The concept of the Robot Co-worker is the next big evolutionary step in future industrial robots.
To maintain production and manufacturing jobs in the Western World, creation of agile robots that can be easily reconfigured for new tasks and trained by existing personnel at a competitive price is needed.
Although it is a very rational thought that a Robot Co-worker would replace the human worker, making jobs redundant, this is not the entire story. If western production is to be maintained, we need to expand the production, making more products at the same cost. A Robot Co-worker needs human interaction, supervision and inputs. A Robot Co-worker is like a tool for each human worker, to get more done in the same amount of time, and it co-relates and is symbiotic.
A lot of Western businesses are outsourcing production to Far East production companies. We have not maintained salary regulations to stay competitive in this sector. This gives us few choices: Move production, negotiate new salary packages, or implement technology to lower the production cost per unit.
In the 60s, we had the space race. Today, it is a robot-race: Who will be first to introduce a cheap robot that will expand the output of the existing production lines significantly, without adding ongoing costs to the whole?
Danish Technological Institute is at the forefront of this development and we are part of two large European initiatives in this area: PRACE and SMErobotics.
A Robot Co-worker is basically a miniature industrial robot. It is small, so it can be moved around and placed in different scenarios, solving various tasks. The key part here is how the robot should be programmed and configured.
As the name reminds us, the robot is a co-worker: It is the human worker who trains and configures the robot using touchscreens, sensors and vision technology.
The Robot Co-worker should be able to solve around 80 % of all current production tasks to be viable for investment. These tasks include basic assembly, part movement, packaging and montage.
A Robot Co-worker should be assessed and experienced as a tool, albeit a rather complex one. No one should feel threatened by a hammer, a powerdrill or other similar tools.
This should also be true with the Robot Co-worker: It is a tool, and it can not perform entirely on its own. It needs training and instructions for any given purpose or task to be solved. Also this training can not be given by robot-constructors or developers or even the academic environment, as we lose the agility in the concept in this approach.

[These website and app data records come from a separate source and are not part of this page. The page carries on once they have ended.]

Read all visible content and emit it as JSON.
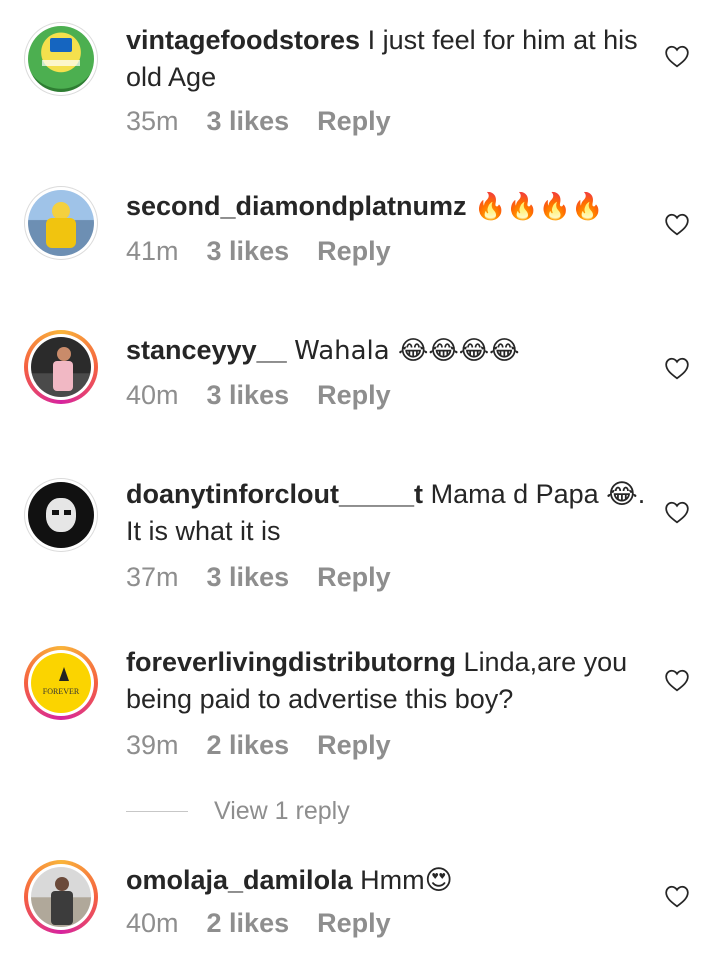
{
  "comments": [
    {
      "username": "vintagefoodstores",
      "text": "I just feel for him at his old Age",
      "time": "35m",
      "likes": "3 likes",
      "reply": "Reply"
    },
    {
      "username": "second_diamondplatnumz",
      "text": "🔥🔥🔥🔥",
      "time": "41m",
      "likes": "3 likes",
      "reply": "Reply"
    },
    {
      "username": "stanceyyy__",
      "text": "Wahala 😂😂😂😂",
      "time": "40m",
      "likes": "3 likes",
      "reply": "Reply"
    },
    {
      "username": "doanytinforclout_____t",
      "text": "Mama d Papa 😂. It is what it is",
      "time": "37m",
      "likes": "3 likes",
      "reply": "Reply"
    },
    {
      "username": "foreverlivingdistributorng",
      "text": "Linda,are you being paid to advertise this boy?",
      "time": "39m",
      "likes": "2 likes",
      "reply": "Reply",
      "avatar_logo": "FOREVER"
    },
    {
      "username": "omolaja_damilola",
      "text": "Hmm😍",
      "time": "40m",
      "likes": "2 likes",
      "reply": "Reply"
    }
  ],
  "view_replies": "View 1 reply",
  "icons": {
    "like": "heart-outline-icon"
  },
  "colors": {
    "text": "#262626",
    "secondary": "#8e8e8e"
  }
}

We need human workers to train the robots!
This creates a demand to look very much into human-robot interaction and user experience aswell as common interaction technologies available today on the consumer market. Programming and configuring a robot should be and feel easy.
If LEGO can create a Mindstorms toy-robot children can program and configure, it should also be possible in production-scenarios. Although this seems plausible, there are a lot more variables that should be taken in concern moving the robot-concept from toy to tool. Gripping strength, flexible objects and embedding the robot in a safe environment for both the production-process and the human workers needs attention.
And how the robot presents and communicates its own doubts about the task it is learning, and how the human worker can redefine the learning scenario is quite complex, when the job has'nt been specified properly.
Danish Technological Institute have a broad knowledge of various media-technologies that could be the interface for Robot Co-workers:
- Microsoft Kinect - for gesture-based training of robotic arms
- Microsoft Surface - object recognition and path-generation
- Mobile devices
Investing in a Robot Co-worker should bring a significant value. An investment should not be with the aim to rationalize a production line, but rather to expand it. However, we do expect a short-term drop in jobs, as Robot Co-workers are being implemented. But after a few years, we expect to see the jobs being made available again, as the production has increased further and expanded a market demand for the products.
Our aim is to make a Robot Co-worker, which should be able to solve around 80% of all manufacturing tasks today, for no more than $100,000. This will make the investment realistic, if the growth in production has been proven.
A Robot Co-worker is highly innovative piece of equipment, and it is subject to a lot of debate in the robotics community. We find ourselves talking about cognitive learning databases, flexible gripper technology and pragmatic user interfaces.
All these areas have been researched for ages, but now we start to combine these into Robot Co-workers. These cross-relations in competence and technology is highly motivating, and we find a lot of new fields and possibilities all the time, which could, in time, be the key to see the Robot Co-worker concept being developed further, turning it into a Robot-at-home concept for mass production.